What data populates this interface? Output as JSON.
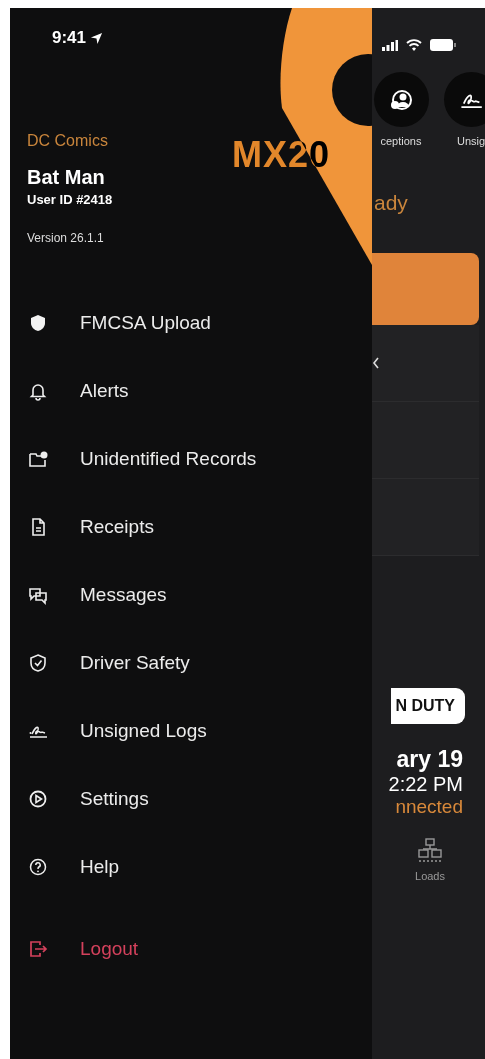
{
  "status_bar": {
    "time": "9:41"
  },
  "logo": {
    "text": "MX20"
  },
  "account": {
    "company": "DC Comics",
    "name": "Bat Man",
    "user_id": "User ID #2418",
    "version": "Version 26.1.1"
  },
  "menu": [
    {
      "label": "FMCSA Upload",
      "kind": "normal"
    },
    {
      "label": "Alerts",
      "kind": "normal"
    },
    {
      "label": "Unidentified Records",
      "kind": "normal"
    },
    {
      "label": "Receipts",
      "kind": "normal"
    },
    {
      "label": "Messages",
      "kind": "normal"
    },
    {
      "label": "Driver Safety",
      "kind": "normal"
    },
    {
      "label": "Unsigned Logs",
      "kind": "normal"
    },
    {
      "label": "Settings",
      "kind": "normal"
    },
    {
      "label": "Help",
      "kind": "normal"
    },
    {
      "label": "Logout",
      "kind": "danger"
    }
  ],
  "background_screen": {
    "shortcuts": [
      {
        "label": "ceptions"
      },
      {
        "label": "Unsig"
      }
    ],
    "heading": "ady",
    "duty_status": "N DUTY",
    "date": "ary 19",
    "time": "2:22 PM",
    "connection": "nnected",
    "tab": {
      "label": "Loads"
    }
  }
}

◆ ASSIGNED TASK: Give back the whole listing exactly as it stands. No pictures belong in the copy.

◆ ANSWER SPACE:
What data populates this interface? Output as JSON.
{
  "status_bar": {
    "time": "9:41"
  },
  "logo": {
    "text": "MX20"
  },
  "account": {
    "company": "DC Comics",
    "name": "Bat Man",
    "user_id": "User ID #2418",
    "version": "Version 26.1.1"
  },
  "menu": [
    {
      "label": "FMCSA Upload",
      "kind": "normal"
    },
    {
      "label": "Alerts",
      "kind": "normal"
    },
    {
      "label": "Unidentified Records",
      "kind": "normal"
    },
    {
      "label": "Receipts",
      "kind": "normal"
    },
    {
      "label": "Messages",
      "kind": "normal"
    },
    {
      "label": "Driver Safety",
      "kind": "normal"
    },
    {
      "label": "Unsigned Logs",
      "kind": "normal"
    },
    {
      "label": "Settings",
      "kind": "normal"
    },
    {
      "label": "Help",
      "kind": "normal"
    },
    {
      "label": "Logout",
      "kind": "danger"
    }
  ],
  "background_screen": {
    "shortcuts": [
      {
        "label": "ceptions"
      },
      {
        "label": "Unsig"
      }
    ],
    "heading": "ady",
    "duty_status": "N DUTY",
    "date": "ary 19",
    "time": "2:22 PM",
    "connection": "nnected",
    "tab": {
      "label": "Loads"
    }
  }
}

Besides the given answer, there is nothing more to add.